Aim of the task:
Among the entries that follow, tally the lines with the string "circle". Give no more than the number.

[Entries supplied]

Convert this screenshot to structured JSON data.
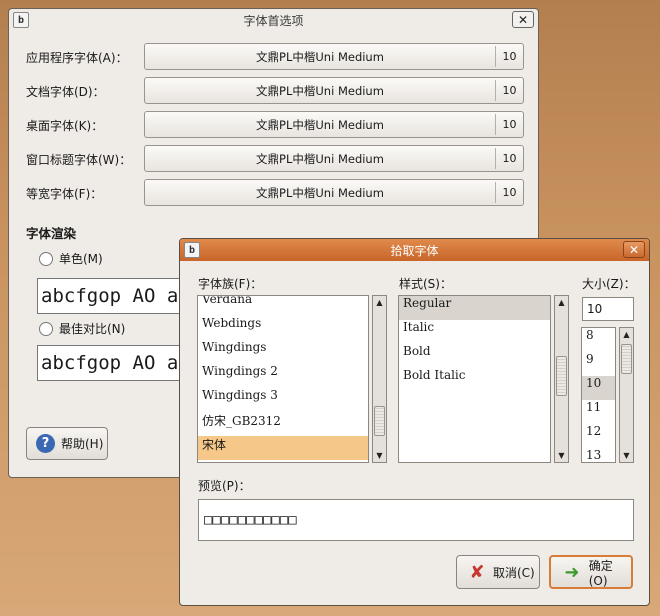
{
  "prefs_window": {
    "title": "字体首选项",
    "app_icon": "b",
    "close_icon": "✕",
    "rows": [
      {
        "label": "应用程序字体(A)：",
        "font": "文鼎PL中楷Uni Medium",
        "size": "10"
      },
      {
        "label": "文档字体(D)：",
        "font": "文鼎PL中楷Uni Medium",
        "size": "10"
      },
      {
        "label": "桌面字体(K)：",
        "font": "文鼎PL中楷Uni Medium",
        "size": "10"
      },
      {
        "label": "窗口标题字体(W)：",
        "font": "文鼎PL中楷Uni Medium",
        "size": "10"
      },
      {
        "label": "等宽字体(F)：",
        "font": "文鼎PL中楷Uni Medium",
        "size": "10"
      }
    ],
    "rendering_title": "字体渲染",
    "options": [
      {
        "label": "单色(M)",
        "preview": "abcfgop AO abcfgop"
      },
      {
        "label": "最佳对比(N)",
        "preview": "abcfgop AO abcfgop"
      }
    ],
    "help_label": "帮助(H)",
    "help_icon": "?"
  },
  "picker": {
    "title": "拾取字体",
    "app_icon": "b",
    "close_icon": "✕",
    "family_label": "字体族(F)：",
    "style_label": "样式(S)：",
    "size_label": "大小(Z)：",
    "families": [
      "Verdana",
      "Webdings",
      "Wingdings",
      "Wingdings 2",
      "Wingdings 3",
      "仿宋_GB2312",
      "宋体"
    ],
    "selected_family_index": 6,
    "styles": [
      "Regular",
      "Italic",
      "Bold",
      "Bold Italic"
    ],
    "selected_style_index": 0,
    "size_value": "10",
    "sizes": [
      "8",
      "9",
      "10",
      "11",
      "12",
      "13"
    ],
    "selected_size_index": 2,
    "preview_label": "预览(P)：",
    "preview_text": "□□□□□□□□□□□",
    "cancel_label": "取消(C)",
    "ok_label": "确定(O)",
    "up_arrow": "▲",
    "down_arrow": "▼"
  }
}
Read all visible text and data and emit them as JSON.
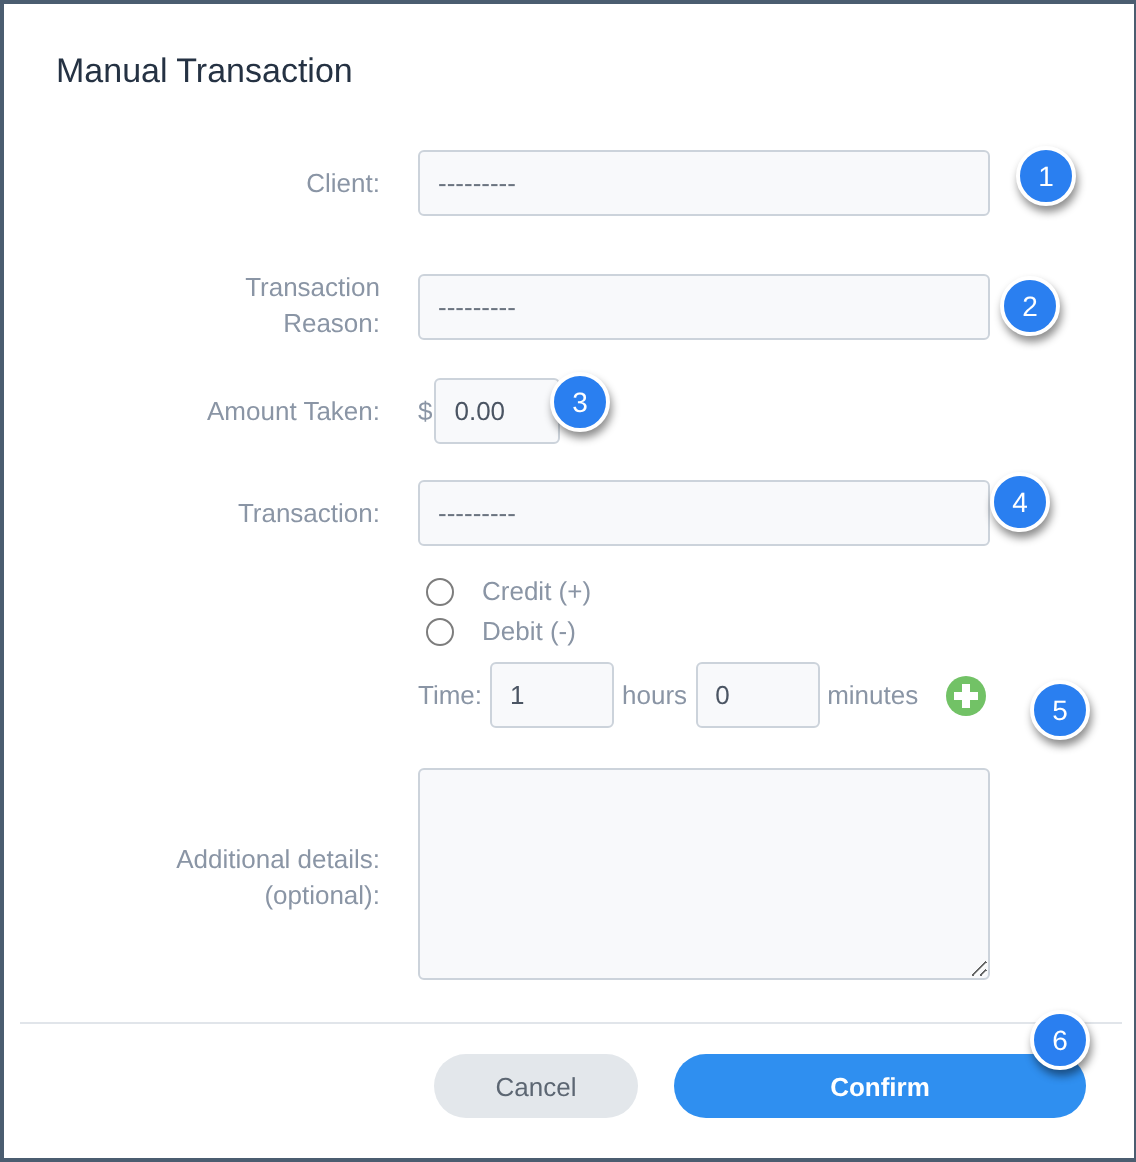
{
  "dialog": {
    "title": "Manual Transaction"
  },
  "fields": [
    {
      "kind": "select",
      "label": "Client:",
      "value": "---------"
    },
    {
      "kind": "select",
      "label": "Transaction\nReason:",
      "value": "---------"
    },
    {
      "kind": "amount",
      "label": "Amount Taken:",
      "currency": "$",
      "value": "0.00"
    },
    {
      "kind": "select",
      "label": "Transaction:",
      "value": "---------"
    },
    {
      "kind": "radio",
      "options": [
        {
          "label": "Credit (+)",
          "selected": false
        },
        {
          "label": "Debit (-)",
          "selected": false
        }
      ]
    },
    {
      "kind": "time",
      "label": "Time:",
      "hours": "1",
      "hours_unit": "hours",
      "minutes": "0",
      "minutes_unit": "minutes"
    },
    {
      "kind": "textarea",
      "label": "Additional details:\n(optional):"
    }
  ],
  "buttons": [
    {
      "kind": "secondary",
      "label": "Cancel"
    },
    {
      "kind": "primary",
      "label": "Confirm"
    }
  ],
  "callouts": [
    "1",
    "2",
    "3",
    "4",
    "5",
    "6"
  ]
}
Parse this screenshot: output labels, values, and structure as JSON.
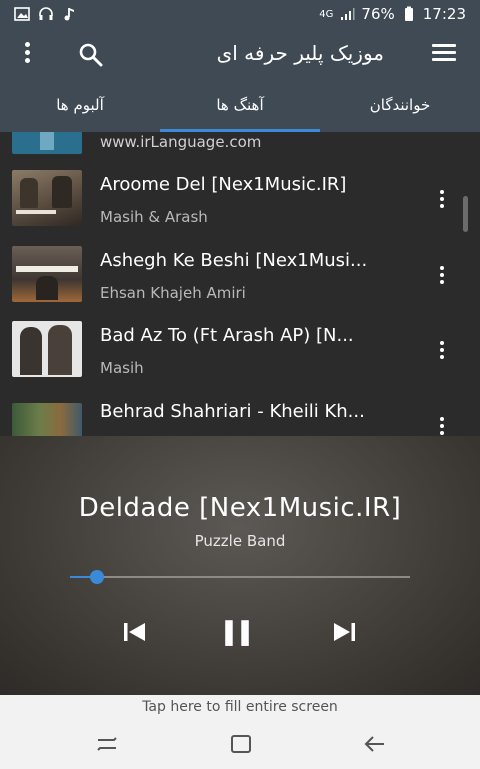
{
  "status_bar": {
    "network": "4G",
    "battery": "76%",
    "time": "17:23"
  },
  "header": {
    "title": "موزیک پلیر حرفه ای",
    "icons": [
      "overflow-icon",
      "search-icon",
      "menu-icon"
    ]
  },
  "tabs": [
    {
      "label": "آلبوم ها",
      "active": false
    },
    {
      "label": "آهنگ ها",
      "active": true
    },
    {
      "label": "خوانندگان",
      "active": false
    }
  ],
  "song_list": [
    {
      "title": "",
      "subtitle": "www.irLanguage.com"
    },
    {
      "title": "Aroome Del [Nex1Music.IR]",
      "subtitle": "Masih & Arash"
    },
    {
      "title": "Ashegh Ke Beshi [Nex1Musi...",
      "subtitle": "Ehsan Khajeh Amiri"
    },
    {
      "title": "Bad Az To (Ft Arash AP) [N...",
      "subtitle": "Masih"
    },
    {
      "title": "Behrad Shahriari - Kheili Kh...",
      "subtitle": ""
    }
  ],
  "player": {
    "title": "Deldade [Nex1Music.IR]",
    "artist": "Puzzle Band",
    "progress": 0.08,
    "controls": [
      "previous-icon",
      "pause-icon",
      "next-icon"
    ],
    "accent": "#3b8ad9"
  },
  "fill_banner": "Tap here to fill entire screen",
  "colors": {
    "header_bg": "#404a54",
    "list_bg": "#2b2b2b",
    "accent": "#3b8ad9"
  }
}
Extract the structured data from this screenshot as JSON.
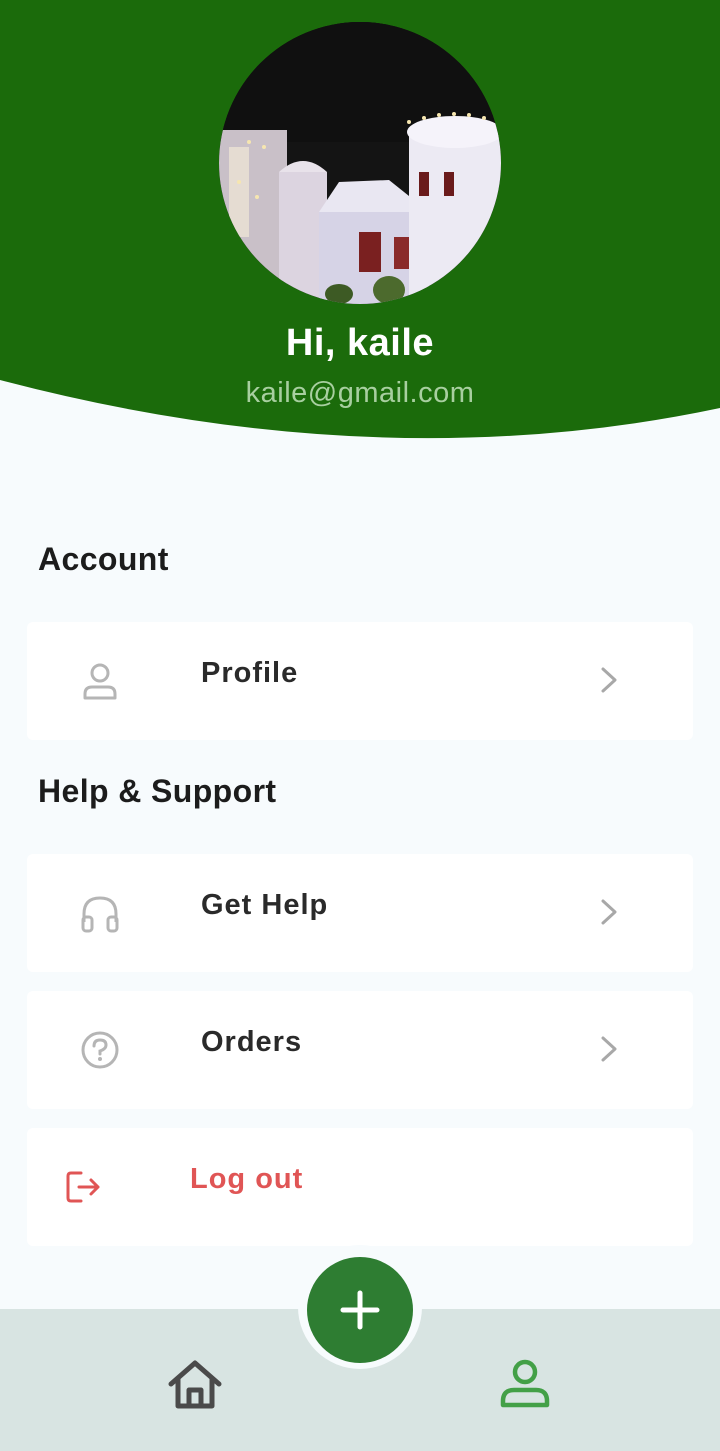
{
  "header": {
    "greeting": "Hi, kaile",
    "email": "kaile@gmail.com",
    "avatar_icon": "profile-photo",
    "background_color": "#1b6b0b"
  },
  "sections": {
    "account": {
      "title": "Account",
      "items": [
        {
          "label": "Profile",
          "icon": "person-icon"
        }
      ]
    },
    "support": {
      "title": "Help & Support",
      "items": [
        {
          "label": "Get Help",
          "icon": "headphones-icon"
        },
        {
          "label": "Orders",
          "icon": "question-circle-icon"
        }
      ]
    },
    "logout": {
      "label": "Log out",
      "icon": "logout-icon",
      "color": "#e05555"
    }
  },
  "bottom_nav": {
    "items": [
      {
        "icon": "home-icon",
        "active": false
      },
      {
        "icon": "person-icon",
        "active": true
      }
    ],
    "fab_icon": "plus-icon",
    "fab_color": "#2e7d32",
    "active_color": "#43a047"
  }
}
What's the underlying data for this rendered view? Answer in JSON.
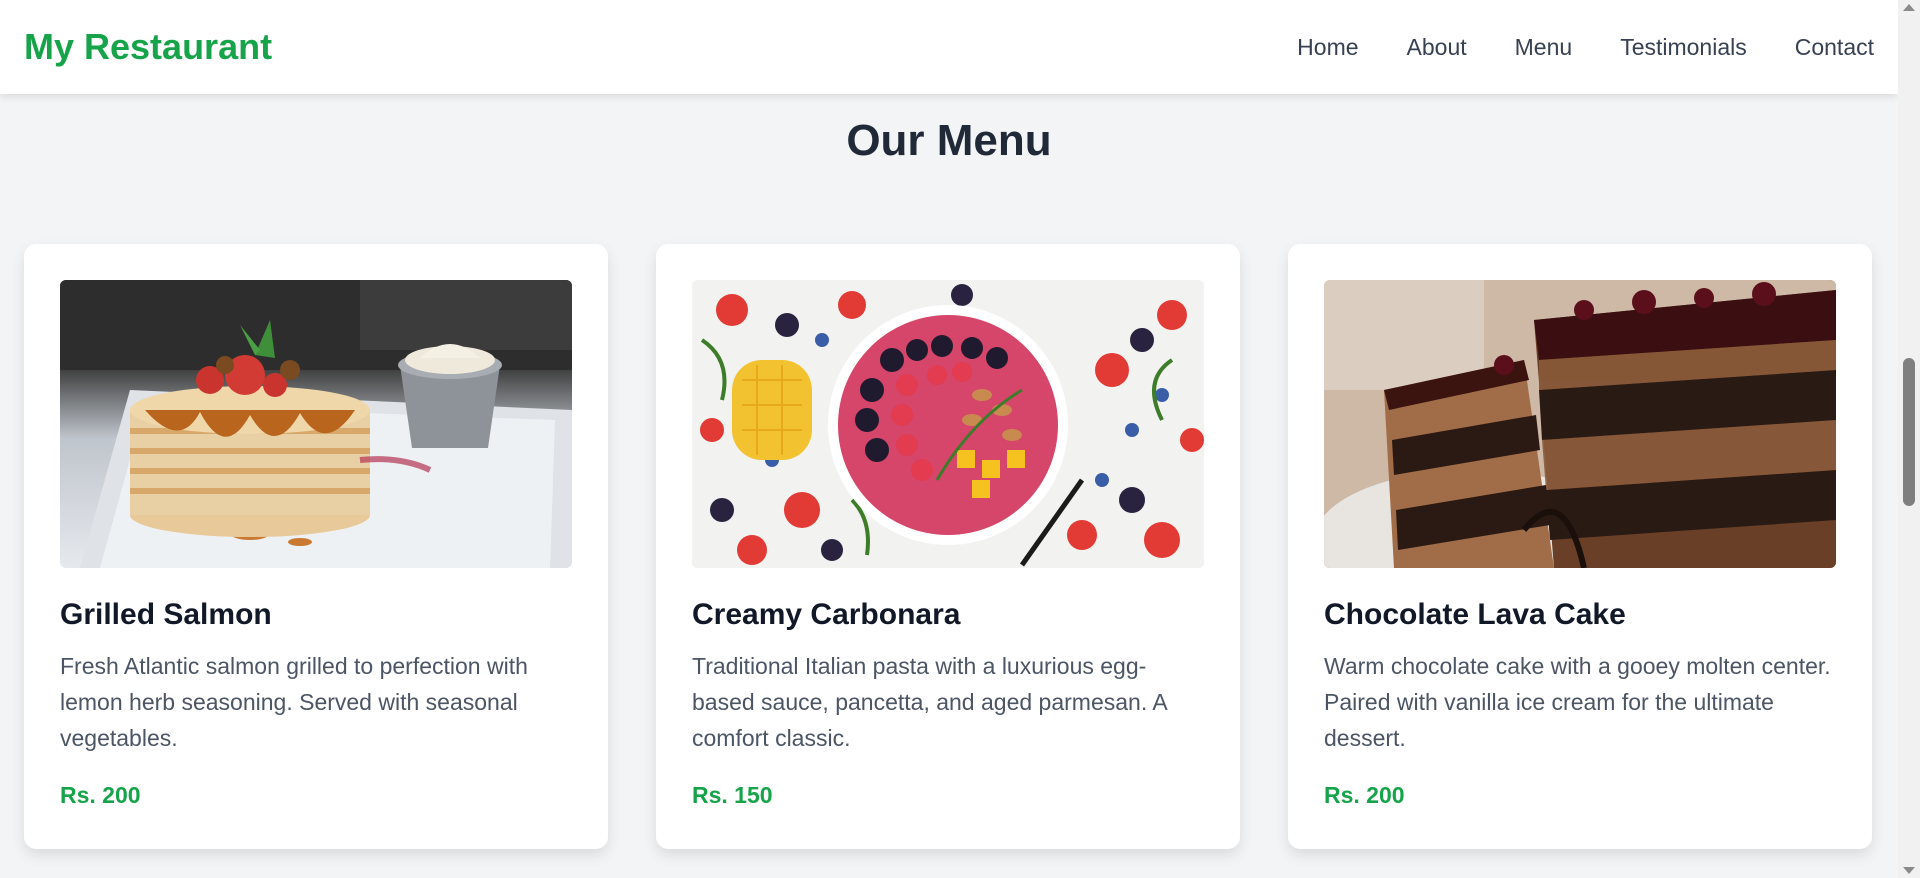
{
  "header": {
    "brand": "My Restaurant",
    "nav": [
      "Home",
      "About",
      "Menu",
      "Testimonials",
      "Contact"
    ]
  },
  "menu": {
    "title": "Our Menu",
    "items": [
      {
        "name": "Grilled Salmon",
        "description": "Fresh Atlantic salmon grilled to perfection with lemon herb seasoning. Served with seasonal vegetables.",
        "price": "Rs. 200",
        "image": "pancakes-photo"
      },
      {
        "name": "Creamy Carbonara",
        "description": "Traditional Italian pasta with a luxurious egg-based sauce, pancetta, and aged parmesan. A comfort classic.",
        "price": "Rs. 150",
        "image": "smoothie-bowl-photo"
      },
      {
        "name": "Chocolate Lava Cake",
        "description": "Warm chocolate cake with a gooey molten center. Paired with vanilla ice cream for the ultimate dessert.",
        "price": "Rs. 200",
        "image": "chocolate-cake-photo"
      }
    ]
  },
  "colors": {
    "brand": "#16a34a",
    "background": "#f3f4f6",
    "text": "#1f2937"
  }
}
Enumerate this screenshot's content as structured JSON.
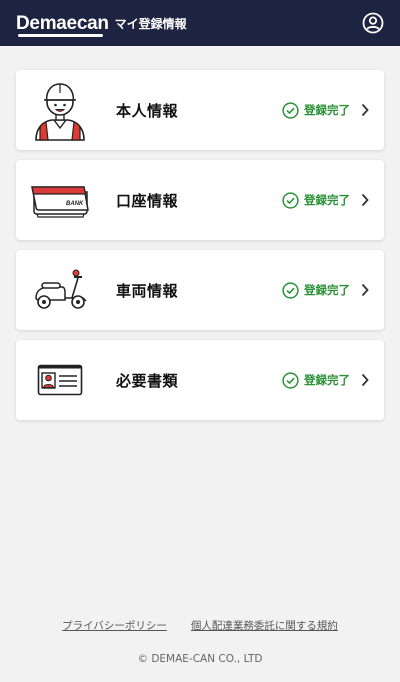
{
  "header": {
    "logo": "Demaecan",
    "title": "マイ登録情報",
    "account_icon": "account-circle-icon"
  },
  "cards": [
    {
      "label": "本人情報",
      "status": "登録完了",
      "illustration": "delivery-person-icon"
    },
    {
      "label": "口座情報",
      "status": "登録完了",
      "illustration": "bankbook-icon",
      "bank_text": "BANK"
    },
    {
      "label": "車両情報",
      "status": "登録完了",
      "illustration": "scooter-icon"
    },
    {
      "label": "必要書類",
      "status": "登録完了",
      "illustration": "id-card-icon"
    }
  ],
  "footer": {
    "privacy_link": "プライバシーポリシー",
    "terms_link": "個人配達業務委託に関する規約",
    "copyright": "© DEMAE-CAN CO., LTD"
  },
  "colors": {
    "header_bg": "#1d2340",
    "status_green": "#2b9137",
    "bank_red": "#d93a3a",
    "accent_red": "#e03a32"
  }
}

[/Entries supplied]

Response to this exercise:
2